By Peter Brubaker, Professor and Chair of the Department of Health and Exercise Science
Health and Exercise Science Associate Professor of the Practice James “Jim” Ross had spent his entire life in the Hoosier State until he received an “offer he couldn’t refuse” to work with Dr. Jack Rejeski and Dr. Peter Brubaker in the Department of Health and Exercise Science on a cardiovascular disease prevention research study in 1999. Little did he realize how much that move to Wake Forest more than 20 years ago would change his life.
While Jim enjoyed research and working with patients in the Wake Forest University Cardiac Rehabilitation Program (now called HELPS) for his first decade at Wake Forest University, he began to realize how much he missed teaching undergraduate students, something he had done previously at Ball State University. Fortunately, the department was expanding and needed individuals with clinical exercise physiology experience to teach some of their core major classes. Jim seized the opportunity to return to the classroom and has spent the last 10 years teaching the “Assessment Techniques in Exercise Science” and “Human/Exercise Physiology” courses to HES majors, as well as an occasional First Year Seminar on “Chronic Disease Prevention and Health.” Jim especially enjoys teaching the Assessment Techniques class, a laboratory-based capstone class where seniors have the opportunity to gain a deeper understanding of various laboratory tests and an opportunity to develop real-world clinical skills, such as measuring blood pressure, interpreting electrocardiograms, and measuring body composition. This course was the perfect marriage of Jim’s clinical skills/experience and his passion for teaching the next generation of health care providers.
Former HES undergraduate student Rob Musci (’12) shared, “Professor Ross was an excellent instructor whose teaching style was both clear and engaging as he shared real-world scenarios and stories to highlight the topics and skills he was teaching us. His expertise and enthusiasm for the field of exercise physiology and student learning made his classes standout. There is no question that Professor Ross’s passion and knowledge influenced my decision to pursue a Ph.D. in exercise physiology.”
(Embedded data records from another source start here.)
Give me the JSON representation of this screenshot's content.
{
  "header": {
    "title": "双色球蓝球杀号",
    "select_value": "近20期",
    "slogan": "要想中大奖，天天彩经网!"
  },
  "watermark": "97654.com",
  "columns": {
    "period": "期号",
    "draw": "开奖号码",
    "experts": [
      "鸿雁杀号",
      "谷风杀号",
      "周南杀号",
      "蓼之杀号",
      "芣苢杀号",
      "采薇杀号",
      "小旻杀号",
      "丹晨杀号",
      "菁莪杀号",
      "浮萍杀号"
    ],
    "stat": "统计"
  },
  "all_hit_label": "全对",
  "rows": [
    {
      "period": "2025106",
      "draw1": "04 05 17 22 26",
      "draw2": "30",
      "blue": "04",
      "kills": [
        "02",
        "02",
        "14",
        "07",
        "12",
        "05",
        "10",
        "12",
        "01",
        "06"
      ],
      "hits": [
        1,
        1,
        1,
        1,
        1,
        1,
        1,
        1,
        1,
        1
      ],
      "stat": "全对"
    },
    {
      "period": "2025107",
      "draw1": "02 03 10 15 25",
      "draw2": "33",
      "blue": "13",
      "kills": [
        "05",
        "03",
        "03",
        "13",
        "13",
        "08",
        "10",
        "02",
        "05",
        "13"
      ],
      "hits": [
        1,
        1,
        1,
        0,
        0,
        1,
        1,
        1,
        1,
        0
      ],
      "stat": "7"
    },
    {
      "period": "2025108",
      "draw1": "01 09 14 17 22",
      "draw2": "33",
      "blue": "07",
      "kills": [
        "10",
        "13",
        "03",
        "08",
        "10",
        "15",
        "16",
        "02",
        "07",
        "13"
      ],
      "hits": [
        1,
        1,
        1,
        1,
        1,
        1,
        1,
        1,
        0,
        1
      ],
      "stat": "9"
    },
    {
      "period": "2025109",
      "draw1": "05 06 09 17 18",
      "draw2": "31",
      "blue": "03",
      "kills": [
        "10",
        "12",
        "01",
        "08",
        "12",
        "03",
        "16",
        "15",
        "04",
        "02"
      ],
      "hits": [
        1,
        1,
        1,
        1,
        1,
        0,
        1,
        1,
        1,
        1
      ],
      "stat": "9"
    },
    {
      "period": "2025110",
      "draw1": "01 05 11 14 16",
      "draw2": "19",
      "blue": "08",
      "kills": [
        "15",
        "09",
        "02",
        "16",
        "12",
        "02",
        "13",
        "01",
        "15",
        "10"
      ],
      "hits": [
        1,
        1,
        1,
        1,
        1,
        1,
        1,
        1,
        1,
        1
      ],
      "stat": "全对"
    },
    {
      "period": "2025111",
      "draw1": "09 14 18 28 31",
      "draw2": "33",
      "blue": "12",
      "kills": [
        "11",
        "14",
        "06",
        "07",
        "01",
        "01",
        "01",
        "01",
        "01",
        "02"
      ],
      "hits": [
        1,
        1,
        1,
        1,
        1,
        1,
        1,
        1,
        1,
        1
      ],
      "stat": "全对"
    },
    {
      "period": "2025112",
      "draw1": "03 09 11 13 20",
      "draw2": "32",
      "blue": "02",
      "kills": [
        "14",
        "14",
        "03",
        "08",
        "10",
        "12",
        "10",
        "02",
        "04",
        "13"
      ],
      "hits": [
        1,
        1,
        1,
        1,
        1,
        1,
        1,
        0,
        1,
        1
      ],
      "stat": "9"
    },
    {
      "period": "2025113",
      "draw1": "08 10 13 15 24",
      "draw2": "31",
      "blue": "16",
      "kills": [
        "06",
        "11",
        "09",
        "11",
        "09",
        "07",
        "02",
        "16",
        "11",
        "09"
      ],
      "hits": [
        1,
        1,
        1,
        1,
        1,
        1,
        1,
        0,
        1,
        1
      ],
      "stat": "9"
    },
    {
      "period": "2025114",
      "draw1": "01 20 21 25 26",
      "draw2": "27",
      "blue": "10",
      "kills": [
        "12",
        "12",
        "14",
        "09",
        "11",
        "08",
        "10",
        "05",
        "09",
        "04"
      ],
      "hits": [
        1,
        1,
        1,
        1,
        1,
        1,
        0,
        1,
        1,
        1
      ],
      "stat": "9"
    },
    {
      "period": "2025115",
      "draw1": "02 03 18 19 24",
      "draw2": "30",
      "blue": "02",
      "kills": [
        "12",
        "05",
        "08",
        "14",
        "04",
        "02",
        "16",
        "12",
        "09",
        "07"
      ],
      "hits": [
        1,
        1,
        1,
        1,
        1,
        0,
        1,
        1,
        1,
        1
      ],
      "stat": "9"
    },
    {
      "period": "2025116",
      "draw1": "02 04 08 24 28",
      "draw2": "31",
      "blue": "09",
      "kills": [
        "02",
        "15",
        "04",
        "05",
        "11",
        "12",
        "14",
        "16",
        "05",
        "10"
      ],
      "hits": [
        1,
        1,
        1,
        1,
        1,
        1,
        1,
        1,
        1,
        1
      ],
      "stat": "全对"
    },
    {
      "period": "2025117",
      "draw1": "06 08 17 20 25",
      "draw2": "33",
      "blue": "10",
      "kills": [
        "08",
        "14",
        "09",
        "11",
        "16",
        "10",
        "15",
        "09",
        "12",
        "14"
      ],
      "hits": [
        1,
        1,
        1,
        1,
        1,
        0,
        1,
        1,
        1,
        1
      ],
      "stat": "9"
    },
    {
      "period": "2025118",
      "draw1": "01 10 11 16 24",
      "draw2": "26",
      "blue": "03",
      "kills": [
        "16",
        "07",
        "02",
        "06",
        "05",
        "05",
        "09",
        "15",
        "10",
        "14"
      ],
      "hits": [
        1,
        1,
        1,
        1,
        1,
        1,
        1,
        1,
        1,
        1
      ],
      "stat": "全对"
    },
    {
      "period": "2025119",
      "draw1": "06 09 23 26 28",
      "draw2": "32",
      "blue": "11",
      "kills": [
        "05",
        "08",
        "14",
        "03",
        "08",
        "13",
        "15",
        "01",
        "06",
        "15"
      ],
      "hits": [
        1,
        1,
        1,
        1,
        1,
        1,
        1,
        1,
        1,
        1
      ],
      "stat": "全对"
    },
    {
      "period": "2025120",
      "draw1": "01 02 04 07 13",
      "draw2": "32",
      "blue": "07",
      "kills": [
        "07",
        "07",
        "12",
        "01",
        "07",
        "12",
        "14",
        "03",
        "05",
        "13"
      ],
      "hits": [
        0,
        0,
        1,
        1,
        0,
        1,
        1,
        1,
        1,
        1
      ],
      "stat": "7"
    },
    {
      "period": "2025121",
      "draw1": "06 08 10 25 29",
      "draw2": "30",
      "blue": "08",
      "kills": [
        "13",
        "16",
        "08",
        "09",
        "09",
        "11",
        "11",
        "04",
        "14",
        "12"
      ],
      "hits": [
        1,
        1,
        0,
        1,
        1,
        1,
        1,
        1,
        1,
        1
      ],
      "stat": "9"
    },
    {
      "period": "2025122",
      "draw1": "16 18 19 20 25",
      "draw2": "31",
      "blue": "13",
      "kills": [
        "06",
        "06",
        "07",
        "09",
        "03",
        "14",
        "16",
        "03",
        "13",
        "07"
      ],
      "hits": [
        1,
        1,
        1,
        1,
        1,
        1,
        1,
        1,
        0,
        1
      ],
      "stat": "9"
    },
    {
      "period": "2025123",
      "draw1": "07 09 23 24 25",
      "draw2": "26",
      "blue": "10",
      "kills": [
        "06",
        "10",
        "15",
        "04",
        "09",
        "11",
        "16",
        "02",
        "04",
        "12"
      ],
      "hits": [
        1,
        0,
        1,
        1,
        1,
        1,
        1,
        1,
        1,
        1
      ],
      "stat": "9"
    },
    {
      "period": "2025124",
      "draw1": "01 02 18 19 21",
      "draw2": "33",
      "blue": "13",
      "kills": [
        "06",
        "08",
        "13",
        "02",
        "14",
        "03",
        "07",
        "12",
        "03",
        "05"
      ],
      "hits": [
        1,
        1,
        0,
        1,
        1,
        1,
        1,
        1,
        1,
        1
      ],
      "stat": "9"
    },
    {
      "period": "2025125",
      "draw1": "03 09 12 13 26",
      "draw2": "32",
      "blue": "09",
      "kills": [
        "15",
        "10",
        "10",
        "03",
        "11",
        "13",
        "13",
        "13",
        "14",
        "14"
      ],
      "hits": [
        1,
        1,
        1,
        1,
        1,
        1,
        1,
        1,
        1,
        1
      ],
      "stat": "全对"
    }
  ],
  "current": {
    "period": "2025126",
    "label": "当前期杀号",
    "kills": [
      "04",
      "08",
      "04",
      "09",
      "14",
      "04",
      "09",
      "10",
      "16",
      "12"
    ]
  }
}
Because of his unique experience and clinical skill set, Jim also had the opportunity to deliver clinical exercise physiology workshops, offered through the American College of Sports Medicine, to professionals and students in several countries, including Italy and South Korea. Jim reflected that these “international opportunities were a professional and personal highlight as they gave me (as well as my wife and daughter) a chance to see other parts of the world and experience different cultures for the first time.” Consequently, Jim and his family have been “bitten by the travel bug” and are looking forward to more international travels during his retirement.
Finally, it must be noted that Jim Ross does not just “talk the talk” when it comes to exercise and healthy lifestyle habits. Jim has been an outstanding role model for his students. As an accomplished triathlete Jim not only “walks the walk,” he runs, swims, and bikes it, too! While his triathlon and marathon days are behind him, Jim continues to be active by walking/jogging regularly and riding his bicycle to and from work every day — approximately 20 miles round trip — regardless of the weather. In addition to more international travel, Jim also plans to do more long bike trips through the United States. His last trip was a 1,200 mile solo ride back up to his native Indiana for a family reunion. Fortunately, it was not a one-way trip, as his wife was there to drive them both back to North Carolina by car.
Needless to say, the Department of Health and Exercise Science is grateful to Jim for the many contributions he has made to the department and the impact he has had on countless students during his 22-year tenure at Wake Forest University. Jim, I will especially miss the camaraderie and friendship we developed over the years while exercising together and our regular “tea-time” walks to Starbucks. You will be missed … but it’s likely we’ll see you regularly riding your bike around town and enjoying your retirement.